In Osgoode Hall Law School’s course Legal Values: Artificial Intelligence, professor Maura Grossman engages the class with weekly reflections on the legal and ethical issues with new advancements in technology. Based on class discussions and reading materials, students are encouraged to provide their opinions on specific questions each week. On one particular reflection, Professor Grossman assigned the following questions:
- Is privacy a dead letter?
- Regardless of whether or not you think so, how do we make the world safe and habitable under the present circumstances?
I argue that privacy protection, while at an all-time low in its enforcement, is not completely ineffectual. With better legislation and more technical solutions to strengthen the legal rules, privacy protection can improve.
In today’s age of technological connectivity, I do not believe it is realistic to hold organizations accountable to a standard of privacy as anonymity. Instead, privacy should be framed as the ability to control other people’s access to one’s personal information. So how much control do consumers have over their personal information? At this stage, businesses collect consumer data for purposes beyond the consumer’s control, such as turning data into cash flow or refining marketing strategies. Even though companies constantly collect personal data, the current Canadian privacy framework provides guidance on how to de-identify personal information and even provides consumers some limited power through access to information requests. Unfortunately, there is always the risk of re-identification, which is the reconfiguration of de-identified data. With a number of new legislative frameworks on the rise, such as the GDPR, these processes on how to collect, store, and share data can only get more secure.
Contrary to my views, some commentators are of the perspective that if we cannot maintain anonymity completely, then we might as well abandon the concept of privacy. For example, John Suler, professor of psychology at Rider University in New Jersey explained that both a public and a private (or anonymous) self is necessary to form human identity and both need to be intact for our well-being. Further research from Carnegie Mellon University in Pennsylvania found that people sought anonymity as a personal safeguard, which also helped them try new things and express themselves free from judgment. In a modern, connected world, however, I do not believe it is possible to be completely anonymous at all times, whether it be on the internet or just in physical public spaces. This is not inherently a negative thing, and I do not believe it is something everyone wants to feel at all times. Research on the “privacy paradox” demonstrates this point quite well. While people value privacy, they do little to preserve it. I believe that this is one of the issues that has led to the depletion of privacy protection. For a long time, consumers were not showing the government or technology companies that they cared about privacy. However, this was likely due to a lack of understanding surrounding long privacy policies written in complex legal jargon and the idea that if you do not consent to these policies then you cannot use the services.

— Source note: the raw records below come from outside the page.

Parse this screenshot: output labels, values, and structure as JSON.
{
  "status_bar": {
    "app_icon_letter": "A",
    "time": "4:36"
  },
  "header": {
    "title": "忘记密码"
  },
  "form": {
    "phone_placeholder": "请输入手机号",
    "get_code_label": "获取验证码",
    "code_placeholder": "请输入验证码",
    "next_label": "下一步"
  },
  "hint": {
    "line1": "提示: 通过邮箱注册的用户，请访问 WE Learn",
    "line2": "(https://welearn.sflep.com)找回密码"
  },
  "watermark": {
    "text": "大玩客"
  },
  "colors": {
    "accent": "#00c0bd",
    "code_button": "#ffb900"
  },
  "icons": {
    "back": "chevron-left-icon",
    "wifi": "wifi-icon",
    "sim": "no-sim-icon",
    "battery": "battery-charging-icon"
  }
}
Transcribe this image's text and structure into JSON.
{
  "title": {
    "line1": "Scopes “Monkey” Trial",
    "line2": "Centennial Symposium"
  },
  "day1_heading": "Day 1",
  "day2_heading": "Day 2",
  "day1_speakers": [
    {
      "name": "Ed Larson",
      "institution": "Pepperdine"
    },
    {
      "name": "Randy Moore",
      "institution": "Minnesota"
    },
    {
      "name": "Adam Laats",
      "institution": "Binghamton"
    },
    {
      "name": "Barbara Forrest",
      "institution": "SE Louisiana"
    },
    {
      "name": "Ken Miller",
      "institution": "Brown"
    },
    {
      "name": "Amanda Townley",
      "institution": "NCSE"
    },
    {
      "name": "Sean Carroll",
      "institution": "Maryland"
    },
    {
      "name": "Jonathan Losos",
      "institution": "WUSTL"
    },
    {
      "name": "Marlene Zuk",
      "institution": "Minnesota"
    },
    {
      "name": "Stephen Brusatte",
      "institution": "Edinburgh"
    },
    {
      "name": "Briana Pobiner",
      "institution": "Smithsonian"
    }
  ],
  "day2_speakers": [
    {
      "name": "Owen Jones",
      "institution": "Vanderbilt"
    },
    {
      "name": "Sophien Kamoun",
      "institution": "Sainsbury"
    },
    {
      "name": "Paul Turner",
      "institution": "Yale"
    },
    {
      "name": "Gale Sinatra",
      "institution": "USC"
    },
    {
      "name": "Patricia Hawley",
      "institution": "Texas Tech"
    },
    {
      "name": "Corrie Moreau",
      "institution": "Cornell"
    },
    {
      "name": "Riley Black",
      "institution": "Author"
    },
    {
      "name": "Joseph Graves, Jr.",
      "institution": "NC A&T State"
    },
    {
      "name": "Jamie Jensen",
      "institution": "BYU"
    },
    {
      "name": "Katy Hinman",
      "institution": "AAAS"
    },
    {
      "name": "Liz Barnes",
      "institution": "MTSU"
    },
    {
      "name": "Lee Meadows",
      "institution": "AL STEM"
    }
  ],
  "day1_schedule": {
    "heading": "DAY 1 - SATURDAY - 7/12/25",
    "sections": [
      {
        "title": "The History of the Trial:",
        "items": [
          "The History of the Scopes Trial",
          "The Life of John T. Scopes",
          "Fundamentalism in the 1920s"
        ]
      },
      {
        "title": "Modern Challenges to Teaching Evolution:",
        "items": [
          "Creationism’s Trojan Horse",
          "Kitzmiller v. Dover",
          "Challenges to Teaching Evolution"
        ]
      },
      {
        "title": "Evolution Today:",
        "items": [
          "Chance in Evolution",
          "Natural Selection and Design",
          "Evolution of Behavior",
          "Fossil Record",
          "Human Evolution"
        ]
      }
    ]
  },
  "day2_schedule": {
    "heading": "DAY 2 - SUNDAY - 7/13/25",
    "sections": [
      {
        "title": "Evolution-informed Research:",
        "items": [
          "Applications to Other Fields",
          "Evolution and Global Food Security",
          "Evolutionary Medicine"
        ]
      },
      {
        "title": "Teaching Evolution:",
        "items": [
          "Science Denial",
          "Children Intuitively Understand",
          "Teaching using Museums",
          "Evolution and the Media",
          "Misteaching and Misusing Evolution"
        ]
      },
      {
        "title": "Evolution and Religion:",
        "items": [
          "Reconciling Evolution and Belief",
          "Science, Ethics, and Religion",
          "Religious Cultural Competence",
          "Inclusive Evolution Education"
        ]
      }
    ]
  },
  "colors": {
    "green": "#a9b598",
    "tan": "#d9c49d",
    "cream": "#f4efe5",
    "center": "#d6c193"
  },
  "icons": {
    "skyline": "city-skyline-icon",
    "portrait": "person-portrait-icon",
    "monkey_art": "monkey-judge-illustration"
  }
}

Is it fair then that all of the onus falls on the individual to protect their privacy? There is a clear power imbalance between big technology companies who provide free, convenient services and individuals without any legal prowess or technical knowledge looking for cost-effective technology. It is very easy to click “I accept” to terms and services and privacy policies when an application is free and everyone you know also uses the service. This has led to the sharing of personal information where individuals had a reasonable expectation that their information would remain private—not shared with, or even sold to, third parties.
I believe that there is hope to turn this trend around. Take the example of California’s Consumer Privacy Act. Following the GDPR, this is the next iteration of legislation that can put consumers on a similar level as big technology companies. The Consumer Privacy Act gives consumers the power to request the personal data that companies collect, how the data is used, and even prohibit the sale of their data to third parties. Most importantly, companies cannot charge consumers a different price for the product if they choose to exercise their privacy rights, thus erasing the dichotomy between privacy and convenience.
Strengthening privacy protection also requires further collaboration between regulators and those in the technology industry. One possibility is for the government to provide some form of incentive (likely monetary) to entrepreneurs to build more ethical technology companies. For example, Graphite Docs provides consumers with a private alternative to Google Docs, which will not collect their personal information and encrypts all of their work. Another good example came from a panel event with The Blockchain Hub at the Lassonde School of Engineering at York University. The panelists discussed the role the government plays in implementing and regulating new technology like “digital identity”. Essentially, this concept allows people to identify themselves electronically without paper documents. The most important part of this technology is that the individual is in control of their personal information and their information does not have to be stored on a central database that can be sold, or even hacked. In order for the technology to be used for good and adopted broadly, the government would have a key role in distributing digital IDs and providing a way to authenticate digital IDs (so we can trust people are who they say they are). The government could get specific guidance from technology experts and look to case studies of countries that have tried to use this technology previously, like Brazil, in order to improve the current state of privacy protections and implement new technology-driven solutions.
Written by Summer Lewis, a second year JD Candidate at Osgoode Hall Law School. Summer is also the Content Editor of the IPilogue.
This post was originally submitted as a reflection for the course Legal Values: Artificial Intelligence and was reworked for publication with the IPilogue.